Then I think of a much younger version of me—she is 6 years old, or maybe 9; the difference is negligible, as my neuroses have been consistent for as long as I can remember. She wakes up on Christmas morning, unwraps all the things she longed for, all the things she mentioned in her lists and countdowns and prayers for months. She worked hard to get these things, or so she thinks, because she behaved as well as she possibly could in order to ensure the things she thinks she deserves. She has not yet learned that whether or not one “deserves” something is a meaningless concept. Then, in the blink of an eye, she’s sitting on her living room floor surrounded by ripped paper and empty boxes and a dark feeling of disappointment upon returning to the reality of her everyday life, back to normal.
But her life is different now. She has the things she wanted, and that is, objectively, better than not having them. What more can she ask for? What more can she do? She helps her mom stuff the wrapping paper into black garbage bags, she asks her dad to cut the twist ties restraining her Barbie Doll in its box. She carries on, a little more prepared for next year.
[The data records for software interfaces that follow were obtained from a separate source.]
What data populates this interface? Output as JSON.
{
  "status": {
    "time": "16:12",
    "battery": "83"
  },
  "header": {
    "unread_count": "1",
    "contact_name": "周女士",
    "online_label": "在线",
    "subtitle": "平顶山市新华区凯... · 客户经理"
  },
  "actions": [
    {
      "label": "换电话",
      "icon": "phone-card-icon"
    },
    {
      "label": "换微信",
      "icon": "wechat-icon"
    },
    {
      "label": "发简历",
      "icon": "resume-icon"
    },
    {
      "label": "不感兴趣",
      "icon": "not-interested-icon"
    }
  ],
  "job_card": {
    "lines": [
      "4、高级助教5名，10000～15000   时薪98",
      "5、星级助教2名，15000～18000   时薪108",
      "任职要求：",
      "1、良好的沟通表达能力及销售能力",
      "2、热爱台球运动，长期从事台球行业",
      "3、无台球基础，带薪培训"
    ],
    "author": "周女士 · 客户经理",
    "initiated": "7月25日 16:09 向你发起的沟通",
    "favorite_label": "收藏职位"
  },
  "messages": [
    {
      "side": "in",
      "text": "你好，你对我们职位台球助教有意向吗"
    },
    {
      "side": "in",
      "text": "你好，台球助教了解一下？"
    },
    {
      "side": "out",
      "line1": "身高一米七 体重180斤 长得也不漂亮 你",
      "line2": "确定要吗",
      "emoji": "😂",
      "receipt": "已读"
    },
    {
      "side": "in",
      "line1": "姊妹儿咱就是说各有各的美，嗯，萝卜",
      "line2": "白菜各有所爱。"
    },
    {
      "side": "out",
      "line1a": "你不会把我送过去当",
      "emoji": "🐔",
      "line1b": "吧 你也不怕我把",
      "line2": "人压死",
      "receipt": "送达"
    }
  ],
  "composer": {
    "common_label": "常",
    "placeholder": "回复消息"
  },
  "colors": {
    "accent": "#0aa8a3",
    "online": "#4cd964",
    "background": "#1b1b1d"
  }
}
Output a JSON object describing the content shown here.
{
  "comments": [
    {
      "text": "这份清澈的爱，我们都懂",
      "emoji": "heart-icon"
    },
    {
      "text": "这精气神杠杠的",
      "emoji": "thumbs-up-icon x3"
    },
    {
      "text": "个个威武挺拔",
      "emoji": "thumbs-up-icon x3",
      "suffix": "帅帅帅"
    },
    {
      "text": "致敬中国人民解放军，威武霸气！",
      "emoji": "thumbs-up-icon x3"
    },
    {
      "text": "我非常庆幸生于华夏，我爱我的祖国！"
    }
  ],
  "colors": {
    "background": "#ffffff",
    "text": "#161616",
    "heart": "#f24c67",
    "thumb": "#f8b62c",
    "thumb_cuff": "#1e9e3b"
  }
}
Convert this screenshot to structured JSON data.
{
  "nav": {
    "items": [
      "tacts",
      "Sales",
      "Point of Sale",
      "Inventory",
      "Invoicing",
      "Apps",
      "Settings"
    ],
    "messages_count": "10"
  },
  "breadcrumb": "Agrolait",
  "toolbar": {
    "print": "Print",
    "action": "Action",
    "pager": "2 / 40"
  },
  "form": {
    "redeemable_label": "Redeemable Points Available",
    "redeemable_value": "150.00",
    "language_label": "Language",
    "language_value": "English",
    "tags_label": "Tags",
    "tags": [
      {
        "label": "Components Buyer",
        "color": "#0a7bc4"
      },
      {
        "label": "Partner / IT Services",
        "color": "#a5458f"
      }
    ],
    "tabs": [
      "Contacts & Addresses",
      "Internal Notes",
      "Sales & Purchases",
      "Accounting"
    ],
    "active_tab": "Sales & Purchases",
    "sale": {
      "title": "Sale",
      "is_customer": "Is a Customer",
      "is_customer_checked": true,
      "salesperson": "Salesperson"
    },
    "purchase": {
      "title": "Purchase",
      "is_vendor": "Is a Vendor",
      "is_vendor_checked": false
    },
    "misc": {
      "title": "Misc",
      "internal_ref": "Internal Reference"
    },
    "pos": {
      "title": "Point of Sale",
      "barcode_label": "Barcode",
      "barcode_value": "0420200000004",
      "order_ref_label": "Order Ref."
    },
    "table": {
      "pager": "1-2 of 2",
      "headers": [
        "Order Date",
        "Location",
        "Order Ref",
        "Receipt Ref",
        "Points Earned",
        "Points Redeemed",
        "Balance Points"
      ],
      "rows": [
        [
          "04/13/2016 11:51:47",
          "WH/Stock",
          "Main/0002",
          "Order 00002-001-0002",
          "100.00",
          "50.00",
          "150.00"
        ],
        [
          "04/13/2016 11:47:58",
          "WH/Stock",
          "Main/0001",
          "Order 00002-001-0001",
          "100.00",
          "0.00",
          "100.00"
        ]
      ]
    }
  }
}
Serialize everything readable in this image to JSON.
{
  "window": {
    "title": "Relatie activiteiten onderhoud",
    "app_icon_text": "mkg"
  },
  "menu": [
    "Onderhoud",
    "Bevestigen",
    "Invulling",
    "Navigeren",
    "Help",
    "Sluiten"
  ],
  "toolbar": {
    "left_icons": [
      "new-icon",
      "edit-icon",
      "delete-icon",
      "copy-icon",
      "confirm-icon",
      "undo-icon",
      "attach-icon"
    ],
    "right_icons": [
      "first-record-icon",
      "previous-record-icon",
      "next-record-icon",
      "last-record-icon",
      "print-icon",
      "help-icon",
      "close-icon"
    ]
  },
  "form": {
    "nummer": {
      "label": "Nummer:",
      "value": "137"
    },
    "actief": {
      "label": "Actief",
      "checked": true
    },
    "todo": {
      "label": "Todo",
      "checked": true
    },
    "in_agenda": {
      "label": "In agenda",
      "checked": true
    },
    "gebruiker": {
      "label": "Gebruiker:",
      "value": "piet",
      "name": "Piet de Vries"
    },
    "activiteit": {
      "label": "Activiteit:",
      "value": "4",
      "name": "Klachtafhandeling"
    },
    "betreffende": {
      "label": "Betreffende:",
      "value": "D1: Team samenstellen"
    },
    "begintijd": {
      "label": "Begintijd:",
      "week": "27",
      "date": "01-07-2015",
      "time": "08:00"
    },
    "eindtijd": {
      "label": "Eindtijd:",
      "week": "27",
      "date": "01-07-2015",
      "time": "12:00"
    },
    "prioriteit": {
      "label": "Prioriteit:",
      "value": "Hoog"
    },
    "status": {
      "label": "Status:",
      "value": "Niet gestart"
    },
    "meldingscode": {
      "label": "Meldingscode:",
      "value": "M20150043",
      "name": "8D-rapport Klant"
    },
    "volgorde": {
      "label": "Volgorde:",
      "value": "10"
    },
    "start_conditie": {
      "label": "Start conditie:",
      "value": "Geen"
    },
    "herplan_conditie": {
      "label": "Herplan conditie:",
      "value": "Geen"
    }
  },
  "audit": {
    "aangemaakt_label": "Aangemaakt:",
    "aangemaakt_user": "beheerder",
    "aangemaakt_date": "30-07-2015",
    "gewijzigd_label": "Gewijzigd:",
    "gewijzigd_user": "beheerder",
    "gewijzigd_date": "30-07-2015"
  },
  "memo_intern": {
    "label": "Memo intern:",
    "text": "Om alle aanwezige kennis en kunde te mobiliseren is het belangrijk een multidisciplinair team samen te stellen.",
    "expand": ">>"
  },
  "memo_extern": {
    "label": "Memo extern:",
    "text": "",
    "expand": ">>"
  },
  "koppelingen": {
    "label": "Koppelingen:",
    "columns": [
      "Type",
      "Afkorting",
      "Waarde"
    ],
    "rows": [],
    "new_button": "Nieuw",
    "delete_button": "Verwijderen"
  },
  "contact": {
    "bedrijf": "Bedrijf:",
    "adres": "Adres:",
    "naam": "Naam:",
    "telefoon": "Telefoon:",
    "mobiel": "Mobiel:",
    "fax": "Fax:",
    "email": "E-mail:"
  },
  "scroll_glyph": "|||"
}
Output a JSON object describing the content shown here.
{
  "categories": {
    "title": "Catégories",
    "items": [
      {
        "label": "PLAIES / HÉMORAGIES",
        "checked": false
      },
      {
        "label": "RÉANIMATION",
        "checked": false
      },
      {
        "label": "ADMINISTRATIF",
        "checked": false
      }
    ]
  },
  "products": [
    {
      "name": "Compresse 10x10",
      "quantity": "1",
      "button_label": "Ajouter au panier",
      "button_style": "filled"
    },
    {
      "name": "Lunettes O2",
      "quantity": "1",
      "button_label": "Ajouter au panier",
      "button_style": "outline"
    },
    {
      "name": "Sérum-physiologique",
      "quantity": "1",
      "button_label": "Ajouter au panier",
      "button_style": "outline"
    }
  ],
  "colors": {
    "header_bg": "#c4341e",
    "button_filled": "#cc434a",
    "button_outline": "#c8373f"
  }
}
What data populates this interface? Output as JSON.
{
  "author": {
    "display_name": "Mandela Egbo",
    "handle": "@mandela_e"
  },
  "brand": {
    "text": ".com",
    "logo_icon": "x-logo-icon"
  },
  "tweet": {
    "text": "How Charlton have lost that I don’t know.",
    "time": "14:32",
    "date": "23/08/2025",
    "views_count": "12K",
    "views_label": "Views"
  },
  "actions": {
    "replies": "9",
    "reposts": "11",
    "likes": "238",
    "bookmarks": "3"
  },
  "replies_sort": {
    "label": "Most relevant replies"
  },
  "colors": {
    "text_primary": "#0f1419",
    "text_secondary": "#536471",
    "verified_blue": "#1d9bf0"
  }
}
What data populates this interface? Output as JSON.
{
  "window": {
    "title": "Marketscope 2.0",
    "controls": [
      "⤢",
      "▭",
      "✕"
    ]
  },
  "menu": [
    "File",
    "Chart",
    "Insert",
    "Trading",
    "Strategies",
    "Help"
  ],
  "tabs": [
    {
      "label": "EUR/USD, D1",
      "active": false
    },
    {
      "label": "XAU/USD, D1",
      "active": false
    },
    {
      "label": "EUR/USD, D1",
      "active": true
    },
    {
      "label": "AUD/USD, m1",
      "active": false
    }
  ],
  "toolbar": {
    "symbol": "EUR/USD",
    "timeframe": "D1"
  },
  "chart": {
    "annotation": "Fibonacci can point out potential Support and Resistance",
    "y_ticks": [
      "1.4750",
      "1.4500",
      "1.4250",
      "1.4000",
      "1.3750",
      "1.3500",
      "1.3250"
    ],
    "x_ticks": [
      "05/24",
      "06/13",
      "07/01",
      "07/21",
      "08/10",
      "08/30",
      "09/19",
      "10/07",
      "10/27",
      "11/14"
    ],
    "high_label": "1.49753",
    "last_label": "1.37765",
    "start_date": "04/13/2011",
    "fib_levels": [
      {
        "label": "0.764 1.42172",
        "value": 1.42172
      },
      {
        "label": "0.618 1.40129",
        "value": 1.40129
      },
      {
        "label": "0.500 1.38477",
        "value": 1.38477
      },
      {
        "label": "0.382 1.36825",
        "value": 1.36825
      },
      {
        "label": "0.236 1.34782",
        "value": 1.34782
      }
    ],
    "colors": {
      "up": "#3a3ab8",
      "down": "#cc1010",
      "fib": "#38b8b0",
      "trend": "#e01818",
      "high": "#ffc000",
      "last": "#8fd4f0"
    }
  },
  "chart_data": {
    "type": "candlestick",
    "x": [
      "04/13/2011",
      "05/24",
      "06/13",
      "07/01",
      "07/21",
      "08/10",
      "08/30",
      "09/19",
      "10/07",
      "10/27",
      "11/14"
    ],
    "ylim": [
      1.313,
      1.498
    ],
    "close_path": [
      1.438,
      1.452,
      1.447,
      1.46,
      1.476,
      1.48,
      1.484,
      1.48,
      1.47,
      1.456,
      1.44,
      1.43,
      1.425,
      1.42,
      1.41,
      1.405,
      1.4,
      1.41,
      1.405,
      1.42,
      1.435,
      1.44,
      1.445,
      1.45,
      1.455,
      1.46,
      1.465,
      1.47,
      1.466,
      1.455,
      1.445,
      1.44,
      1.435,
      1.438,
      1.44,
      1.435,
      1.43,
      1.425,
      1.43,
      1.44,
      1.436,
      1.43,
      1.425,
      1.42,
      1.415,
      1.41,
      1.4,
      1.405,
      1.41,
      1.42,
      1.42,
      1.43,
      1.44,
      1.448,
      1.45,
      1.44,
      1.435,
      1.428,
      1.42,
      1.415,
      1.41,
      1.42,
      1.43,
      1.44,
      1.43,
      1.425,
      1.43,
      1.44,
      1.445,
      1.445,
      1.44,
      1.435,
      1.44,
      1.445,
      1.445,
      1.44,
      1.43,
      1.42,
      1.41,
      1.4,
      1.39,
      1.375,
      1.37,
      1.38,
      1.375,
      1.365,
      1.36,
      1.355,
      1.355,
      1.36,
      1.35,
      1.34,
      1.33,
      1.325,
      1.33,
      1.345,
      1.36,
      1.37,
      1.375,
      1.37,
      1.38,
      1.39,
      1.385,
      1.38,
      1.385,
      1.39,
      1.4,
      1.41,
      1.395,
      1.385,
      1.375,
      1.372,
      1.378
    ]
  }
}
It’s unfortunate, and at times it feels unfeminist, to admit how much my boyfriend has lessened my labor lately. I wish I could say that I freed myself of my longing on my own, that I figured out a way to live forever in that single bliss I felt at age 21. But I was in pursuit of something I genuinely wanted—clear to my friend Megan on my birthday, and my mom on the Fourth of July, as well as my Instagram followers, most people I’ve had casual conversations with in the last two years, and anyone who has read my prior Witches pieces. And I was exhausted by the labor of unfulfilled longing. Certainly this is a new relationship, and it may or may not one day be subject to the labor that I see long-term relationships endure. But for the last two years, I experienced so much of the labor of relationships without any of the benefits—there is no payoff when the labor is only on one side. If or when this ends, I will have learned to avoid relationships that ask me to do the work of convincing and begging, of strategizing and decoding. And I will leave him with a trail of bobby pins scattered throughout his apartment, coloring his coffee table, his windowsill, and his nightstand.